   Indexed  Source path
         1  /home/me/a.out
         2  /home/me/project/build/

You can also see the build IDs and file names of the binaries added in this way with the sym-stat --dump-index command.

"ids.txt" symbol index

Some older internal Google projects generate a file called "ids.txt". This provides a mapping from a binary's build ID to the symbol path on the local system. If your build produces such a file and it is not automatically loaded, you can provide it to Zxdb via a command-line flag or interactively using the ids-txts setting (a list of file names):

[zxdb] set ids-txts += "/home/me/project/build/ids.txt"

The symbol files from ids.txt files will also be reflected in the sym-stat and sym-stat --dump-index commands described in the previous section.

About symbol settings

The settings described in the above Understanding how Zxdb loads symbols section should get automatically applied by your environment. This section describes how they get set for help debugging symbol load problems.

The symbol-index-files setting contains one or more JSON-format files that should be set by the development environment:

[zxdb] get symbol-index-files
symbol-index-files =
  • /home/me/.fuchsia/debug/symbol-index.json

This file can contain some global settings and also refer to other symbol-index files. Typically each build environment you are actively using will have a similar file that is included by reference from this global file. If you are switching between build environments and find symbols aren't loading, please make sure your environment is registered by checking the ffx debug symbol-index list command.

Mismatched source lines

Sometimes the source file listings may not match the code. The most common reason is that the build is out-of-date and no longer matches the source. The debugger will check that the symbol file modification time is newer than the source file, but it will only print the warning the first time the file is displayed. Check for this warning if you suspect a problem.

Some people have multiple checkouts. If it's finding a file in the wrong one, override the build-dirs option as described above in the setup guide.

To display the file name of the file it found from list, use the -f option:

[zxdb] list -f
/home/me/fuchsia/out/x64/../../src/foo/bar.cc
 ... <source code> ...

You can also set the show-file-paths option. This will increase file path information:

  • It will show the full resolved path in source listings as in list -f.
  • It will show the full path instead of just the file name in other places such as backtraces.
[zxdb] set show-file-paths true

You may notice a mismatch when setting a breakpoint on a specific line where the displayed breakpoint location doesn't match the line number you typed. In most cases, this is because this symbols did not identify any code on the specified line so the debugger used the next line. It can happen even in unoptimized builds, and is most common for variable declarations.
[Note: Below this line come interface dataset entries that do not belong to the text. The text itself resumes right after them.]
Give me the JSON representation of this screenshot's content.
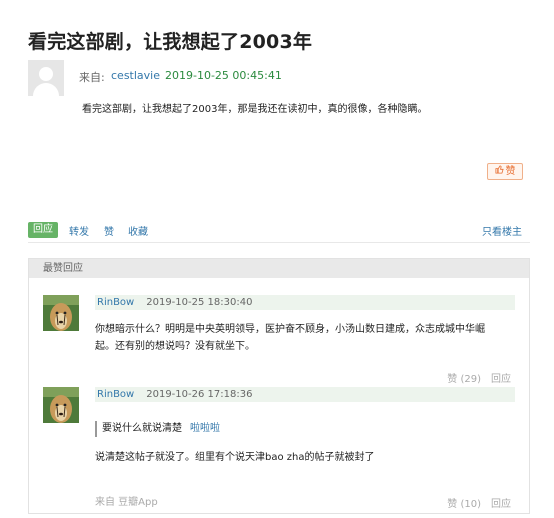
{
  "post": {
    "title": "看完这部剧，让我想起了2003年",
    "from_label": "来自:",
    "author": "cestlavie",
    "time": "2019-10-25 00:45:41",
    "body": "看完这部剧，让我想起了2003年，那是我还在读初中，真的很像，各种隐瞒。",
    "like_label": "赞"
  },
  "actions": {
    "reply": "回应",
    "share": "转发",
    "like": "赞",
    "collect": "收藏",
    "only_op": "只看楼主"
  },
  "comments": {
    "header": "最赞回应",
    "items": [
      {
        "author": "RinBow",
        "time": "2019-10-25 18:30:40",
        "text_line1": "你想暗示什么？明明是中央英明领导，医护奋不顾身，小汤山数日建成，众志成城中华崛",
        "text_line2": "起。还有别的想说吗？没有就坐下。",
        "likes": "赞 (29)",
        "reply": "回应"
      },
      {
        "author": "RinBow",
        "time": "2019-10-26 17:18:36",
        "quote_text": "要说什么就说清楚",
        "quote_author": "啦啦啦",
        "text": "说清楚这帖子就没了。组里有个说天津bao zha的帖子就被封了",
        "source": "来自 豆瓣App",
        "likes": "赞 (10)",
        "reply": "回应"
      }
    ]
  },
  "colors": {
    "link": "#3377aa",
    "time_green": "#2b8a3e",
    "reply_button": "#66b366",
    "like_orange": "#e76d2f"
  }
}
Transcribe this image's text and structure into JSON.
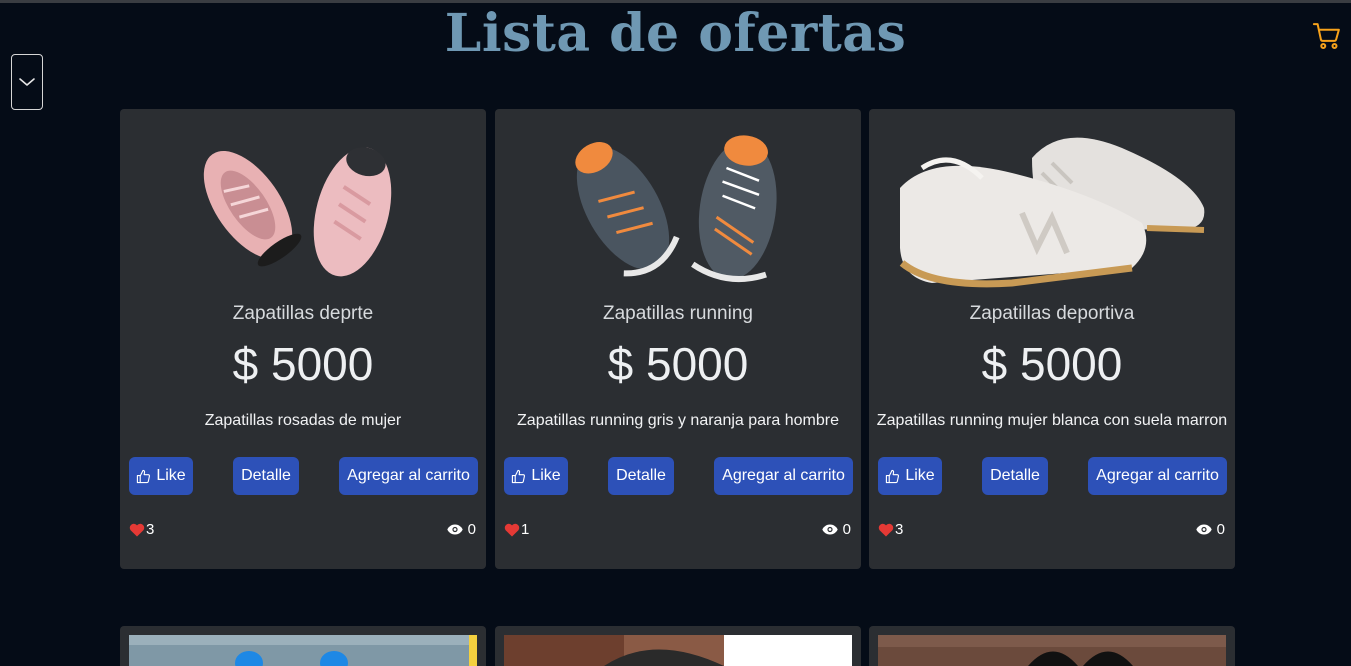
{
  "page": {
    "title": "Lista de ofertas"
  },
  "icons": {
    "cart": "cart-icon",
    "dropdown": "chevron-down-icon",
    "like": "thumbs-up-icon",
    "heart": "heart-icon",
    "eye": "eye-icon"
  },
  "colors": {
    "background": "#050c17",
    "card": "#2b2e32",
    "title": "#6f98b3",
    "button": "#2d51b8",
    "cart": "#f7a21b",
    "heart": "#e53935"
  },
  "products": [
    {
      "name": "Zapatillas deprte",
      "price": "$ 5000",
      "description": "Zapatillas rosadas de mujer",
      "like_label": "Like",
      "detail_label": "Detalle",
      "cart_label": "Agregar al carrito",
      "likes": "3",
      "views": "0"
    },
    {
      "name": "Zapatillas running",
      "price": "$ 5000",
      "description": "Zapatillas running gris y naranja para hombre",
      "like_label": "Like",
      "detail_label": "Detalle",
      "cart_label": "Agregar al carrito",
      "likes": "1",
      "views": "0"
    },
    {
      "name": "Zapatillas deportiva",
      "price": "$ 5000",
      "description": "Zapatillas running mujer blanca con suela marron",
      "like_label": "Like",
      "detail_label": "Detalle",
      "cart_label": "Agregar al carrito",
      "likes": "3",
      "views": "0"
    }
  ]
}
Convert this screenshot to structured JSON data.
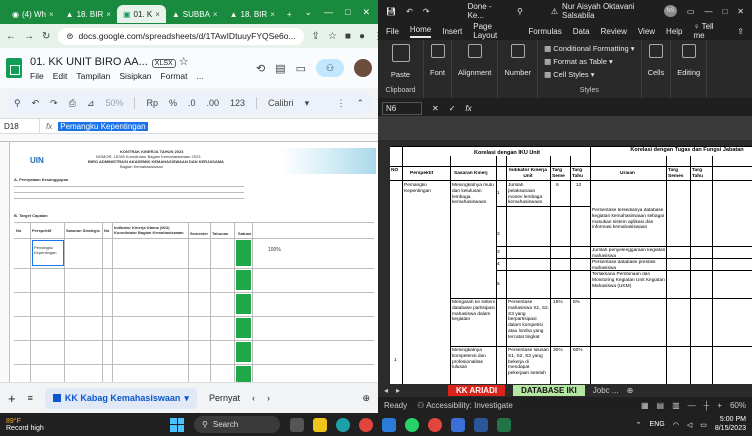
{
  "chrome": {
    "tabs": [
      {
        "label": "(4) Wh",
        "icon": "whatsapp-icon"
      },
      {
        "label": "18. BIR",
        "icon": "drive-icon"
      },
      {
        "label": "01. K",
        "icon": "sheets-icon"
      },
      {
        "label": "SUBBA",
        "icon": "drive-icon"
      },
      {
        "label": "18. BIR",
        "icon": "drive-icon"
      }
    ],
    "new_tab": "+",
    "url": "docs.google.com/spreadsheets/d/1TAwIDtuuyFYQSe6o..."
  },
  "sheets": {
    "title": "01. KK UNIT BIRO AA...",
    "badge": "XLSX",
    "menu": [
      "File",
      "Edit",
      "Tampilan",
      "Sisipkan",
      "Format",
      "..."
    ],
    "toolbar": {
      "zoom": "50%",
      "currency": "Rp",
      "percent": "%",
      "dec_minus": ".0",
      "dec_plus": ".00",
      "number_fmt": "123",
      "font": "Calibri"
    },
    "cell_ref": "D18",
    "formula_value": "Pemangku Kepentingan",
    "sheet_tab_active": "KK Kabag Kemahasiswaan",
    "sheet_tab_next": "Pernyat",
    "preview": {
      "header1": "KONTRAK KINERJA TAHUN 2023",
      "header2": "NOMOR: 18786 Koordinator Bagian Kemahasiswaan 2023",
      "header3": "BIRO ADMINISTRASI AKADEMIK KEMAHASISWAAN DAN KERJASAMA",
      "header4": "Bagian Kemahasiswaan",
      "logo_text": "UIN",
      "section_a": "A.  Pernyataan Kesanggupan",
      "section_b": "B.  Target Capaian",
      "col_headers": [
        "No",
        "Perspektif",
        "Sasaran Strategis",
        "No",
        "Indikator Kinerja Utama (IKU) Koordinator Bagian Kemahasiswaan",
        "Semester",
        "Tahunan",
        "Satuan"
      ],
      "row1_perspektif": "Pemangku Kepentingan",
      "row1_value": "100%"
    }
  },
  "excel": {
    "title": "Done - Ke...",
    "user": "Nur Aisyah Oktavani Salsabila",
    "initials": "NS",
    "tabs": [
      "File",
      "Home",
      "Insert",
      "Page Layout",
      "Formulas",
      "Data",
      "Review",
      "View",
      "Help",
      "Tell me"
    ],
    "ribbon": {
      "paste": "Paste",
      "font": "Font",
      "alignment": "Alignment",
      "number": "Number",
      "cond_format": "Conditional Formatting",
      "format_table": "Format as Table",
      "cell_styles": "Cell Styles",
      "styles_label": "Styles",
      "cells": "Cells",
      "editing": "Editing",
      "clipboard": "Clipboard"
    },
    "name_box": "N6",
    "grid": {
      "title_left": "Korelasi dengan IKU Unit",
      "title_right": "Korelasi dengan Tugas dan Fungsi Jabatan",
      "no": "NO",
      "perspektif": "Perspektif",
      "sasaran": "Sasaran Kinerj",
      "indikator": "Indikator Kinerja Unit",
      "target_sem": "Targ Seme",
      "target_tahun": "Targ Tahu",
      "uraian": "Uraian",
      "target_sem2": "Targ Semes",
      "target_tahun2": "Targ Tahu",
      "row_perspektif": "Pemangku Kepentingan",
      "sasaran1": "Meningkatnya mutu dan kelulusan lembaga kemahasiswaan",
      "indikator1": "Jumlah pelaksanaan monev lembaga kemahasiswaan",
      "t1_sem": "6",
      "t1_tahun": "12",
      "uraian1": "Persentase tersedianya database kegiatan kemahasiswaan sebagai masukan sistem aplikasi dan informasi kemahasiswaan",
      "uraian2": "Jumlah penyelenggaraan kegiatan mahasiswa",
      "uraian3": "Persentase database prestasi mahasiswa",
      "uraian4": "Terlaksana Pembinaan dan Monitoring Kegiatan Unit Kegiatan Mahasiswa (UKM)",
      "sasaran2": "Mengarah ke sistem database partisipasi mahasiswa dalam kegiatan",
      "indikator2": "Persentase mahasiswa S1, S2, S3 yang berpartisipasi dalam kompetisi atau lomba yang tercatat tingkat",
      "t2_sem": "15%",
      "t2_tahun": "5%",
      "sasaran3": "Meningkatnya kompetensi dan profesionalitas lulusan",
      "indikator3": "Persentase lulusan S1, S2, S3 yang bekerja di mendapat pekerjaan setelah",
      "t3_sem": "30%",
      "t3_tahun": "60%",
      "row_nums": [
        "1",
        "2",
        "3",
        "4",
        "5",
        "1"
      ]
    },
    "sheet_tabs": [
      "KK ARIADI",
      "DATABASE IKI",
      "Jobc ..."
    ],
    "status_ready": "Ready",
    "accessibility": "Accessibility: Investigate",
    "zoom": "60%"
  },
  "taskbar": {
    "temp": "89°F",
    "weather": "Record high",
    "search": "Search",
    "lang": "ENG",
    "time": "5:00 PM",
    "date": "8/15/2023"
  }
}
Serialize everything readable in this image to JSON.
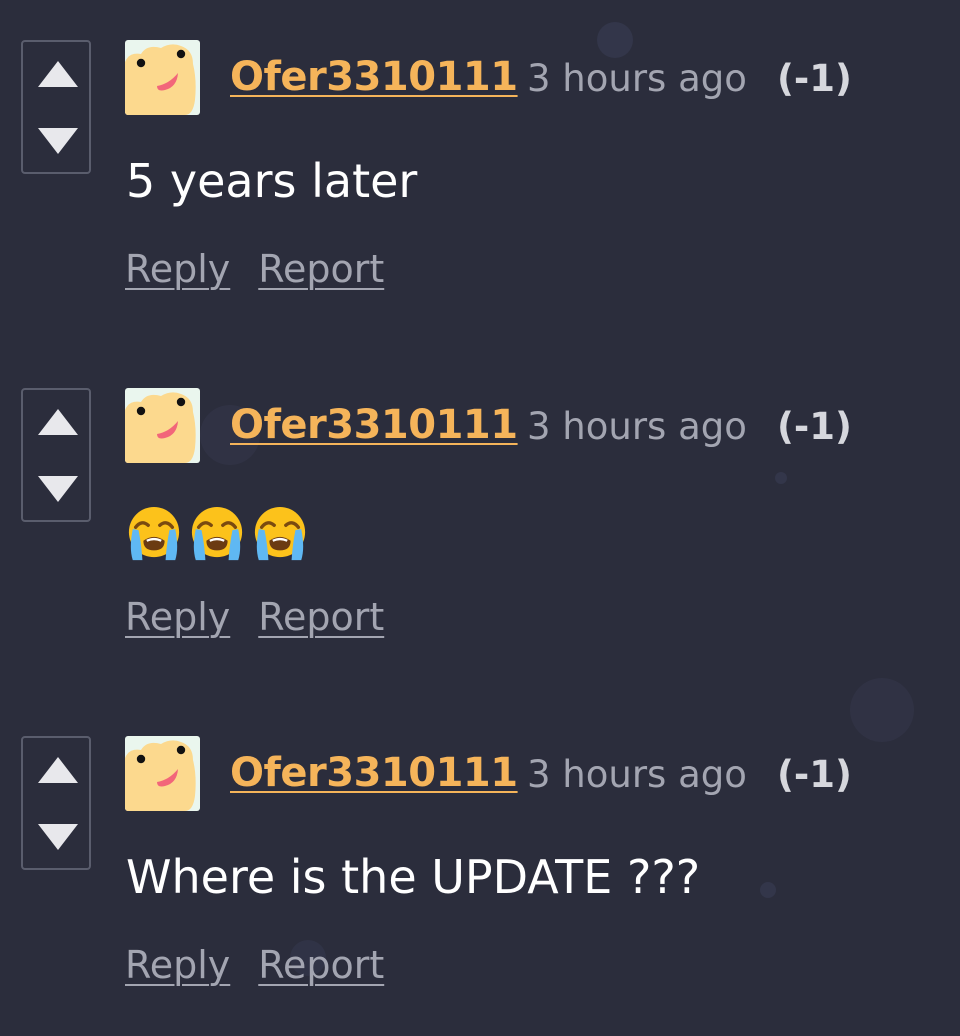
{
  "colors": {
    "background": "#2b2d3c",
    "username": "#f5b45a",
    "timestamp": "#a3a5b1",
    "score": "#d6d7dd",
    "body": "#ffffff",
    "action_links": "#a3a5b1",
    "vote_border": "#5a5d6d",
    "vote_arrow": "#e8e8ec"
  },
  "comments": [
    {
      "author": "Ofer3310111",
      "timestamp": "3 hours ago",
      "score": "(-1)",
      "text": "5 years later",
      "avatar_icon": "frog-face-avatar-icon",
      "vote_up_icon": "triangle-up-icon",
      "vote_down_icon": "triangle-down-icon",
      "reply_label": "Reply",
      "report_label": "Report"
    },
    {
      "author": "Ofer3310111",
      "timestamp": "3 hours ago",
      "score": "(-1)",
      "text": "😭😭😭",
      "emoji_icons": [
        "loudly-crying-face-icon",
        "loudly-crying-face-icon",
        "loudly-crying-face-icon"
      ],
      "avatar_icon": "frog-face-avatar-icon",
      "vote_up_icon": "triangle-up-icon",
      "vote_down_icon": "triangle-down-icon",
      "reply_label": "Reply",
      "report_label": "Report"
    },
    {
      "author": "Ofer3310111",
      "timestamp": "3 hours ago",
      "score": "(-1)",
      "text": "Where is the UPDATE ???",
      "avatar_icon": "frog-face-avatar-icon",
      "vote_up_icon": "triangle-up-icon",
      "vote_down_icon": "triangle-down-icon",
      "reply_label": "Reply",
      "report_label": "Report"
    }
  ]
}
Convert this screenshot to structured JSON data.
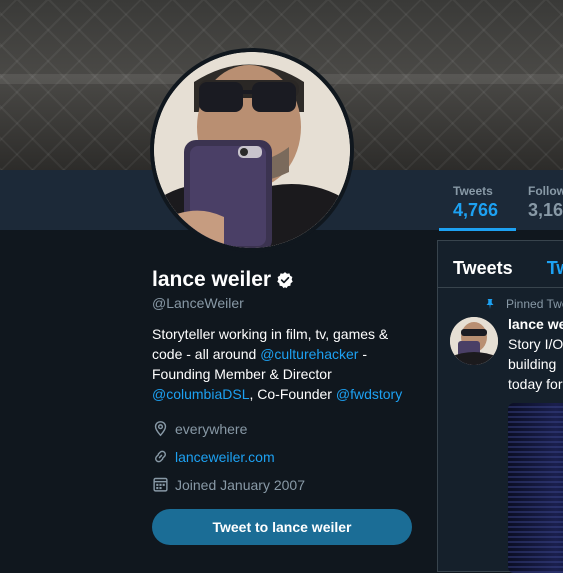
{
  "profile": {
    "name": "lance weiler",
    "handle": "@LanceWeiler",
    "bio": {
      "part1": "Storyteller working in film, tv, games & code - all around ",
      "mention1": "@culturehacker",
      "part2": " - Founding Member & Director ",
      "mention2": "@columbiaDSL",
      "part3": ", Co-Founder ",
      "mention3": "@fwdstory"
    },
    "location": "everywhere",
    "website": "lanceweiler.com",
    "joined": "Joined January 2007",
    "tweet_button": "Tweet to lance weiler"
  },
  "stats": {
    "tweets_label": "Tweets",
    "tweets_value": "4,766",
    "following_label": "Follow",
    "following_value": "3,16"
  },
  "timeline": {
    "tab_tweets": "Tweets",
    "tab_replies": "Tw",
    "pinned_label": "Pinned Twe",
    "tweet_name": "lance we",
    "tweet_line1": "Story I/O",
    "tweet_line2": "building",
    "tweet_line3": "today for"
  },
  "icons": {
    "location": "map-pin-icon",
    "website": "link-icon",
    "joined": "calendar-icon",
    "verified": "verified-badge-icon",
    "pinned": "pin-icon"
  },
  "colors": {
    "accent": "#1da1f2",
    "background": "#10171e",
    "navbar": "#1c2938",
    "button": "#1b6d96",
    "muted_text": "#8899a6"
  }
}
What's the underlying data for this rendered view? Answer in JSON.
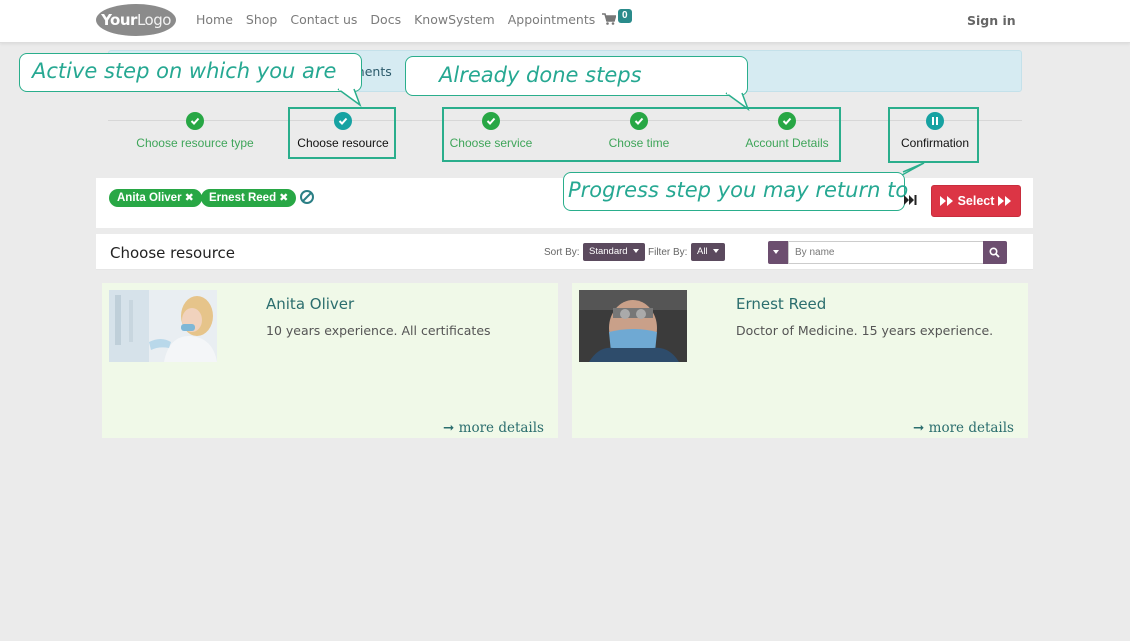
{
  "navbar": {
    "logo_bold": "Your",
    "logo_light": "Logo",
    "links": [
      "Home",
      "Shop",
      "Contact us",
      "Docs",
      "KnowSystem",
      "Appointments"
    ],
    "cart_count": "0",
    "signin": "Sign in"
  },
  "info_strip_text": "atments",
  "steps": [
    {
      "label": "Choose resource type",
      "state": "done"
    },
    {
      "label": "Choose resource",
      "state": "active"
    },
    {
      "label": "Choose service",
      "state": "done"
    },
    {
      "label": "Chose time",
      "state": "done"
    },
    {
      "label": "Account Details",
      "state": "done"
    },
    {
      "label": "Confirmation",
      "state": "pending"
    }
  ],
  "annotations": {
    "active": "Active step on which you are",
    "done": "Already done steps",
    "return": "Progress step you may return to"
  },
  "selected_tags": [
    "Anita Oliver",
    "Ernest Reed"
  ],
  "select_button": "Select",
  "resource_header": {
    "title": "Choose resource",
    "sort_label": "Sort By:",
    "sort_value": "Standard",
    "filter_label": "Filter By:",
    "filter_value": "All",
    "search_placeholder": "By name"
  },
  "resources": [
    {
      "name": "Anita Oliver",
      "description": "10 years experience. All certificates",
      "more": "more details"
    },
    {
      "name": "Ernest Reed",
      "description": "Doctor of Medicine. 15 years experience.",
      "more": "more details"
    }
  ],
  "colors": {
    "done_green": "#28a745",
    "active_teal": "#17a2a2",
    "annotation": "#2aae8c",
    "select_red": "#dc3545",
    "card_bg": "#f0f9e8"
  }
}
[zxdb] b file.cc:138
Breakpoint 1 (Software) @ file.cc:138
   138   int my_value = 0;          <- Breakpoint was requested here.
 ◉ 139   DoSomething(&my_value);    <- But ended up here.
   140   if (my_value > 0) {